START Study material

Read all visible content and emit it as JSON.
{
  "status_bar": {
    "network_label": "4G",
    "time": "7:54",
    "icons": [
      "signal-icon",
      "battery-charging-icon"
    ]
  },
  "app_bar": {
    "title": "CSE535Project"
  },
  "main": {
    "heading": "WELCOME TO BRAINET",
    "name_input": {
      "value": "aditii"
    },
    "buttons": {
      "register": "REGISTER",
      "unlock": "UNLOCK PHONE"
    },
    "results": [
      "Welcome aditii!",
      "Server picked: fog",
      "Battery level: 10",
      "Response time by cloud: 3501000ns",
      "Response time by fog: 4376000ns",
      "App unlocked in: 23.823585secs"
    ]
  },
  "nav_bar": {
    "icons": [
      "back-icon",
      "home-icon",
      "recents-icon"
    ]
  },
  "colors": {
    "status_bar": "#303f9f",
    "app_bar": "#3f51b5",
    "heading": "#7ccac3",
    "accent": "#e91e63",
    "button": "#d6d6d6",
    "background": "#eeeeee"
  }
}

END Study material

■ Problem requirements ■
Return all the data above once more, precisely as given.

■ Completed exercise ■
Read all visible content and emit it as JSON.
{
  "status_bar": {
    "network_label": "4G",
    "time": "7:54",
    "icons": [
      "signal-icon",
      "battery-charging-icon"
    ]
  },
  "app_bar": {
    "title": "CSE535Project"
  },
  "main": {
    "heading": "WELCOME TO BRAINET",
    "name_input": {
      "value": "aditii"
    },
    "buttons": {
      "register": "REGISTER",
      "unlock": "UNLOCK PHONE"
    },
    "results": [
      "Welcome aditii!",
      "Server picked: fog",
      "Battery level: 10",
      "Response time by cloud: 3501000ns",
      "Response time by fog: 4376000ns",
      "App unlocked in: 23.823585secs"
    ]
  },
  "nav_bar": {
    "icons": [
      "back-icon",
      "home-icon",
      "recents-icon"
    ]
  },
  "colors": {
    "status_bar": "#303f9f",
    "app_bar": "#3f51b5",
    "heading": "#7ccac3",
    "accent": "#e91e63",
    "button": "#d6d6d6",
    "background": "#eeeeee"
  }
}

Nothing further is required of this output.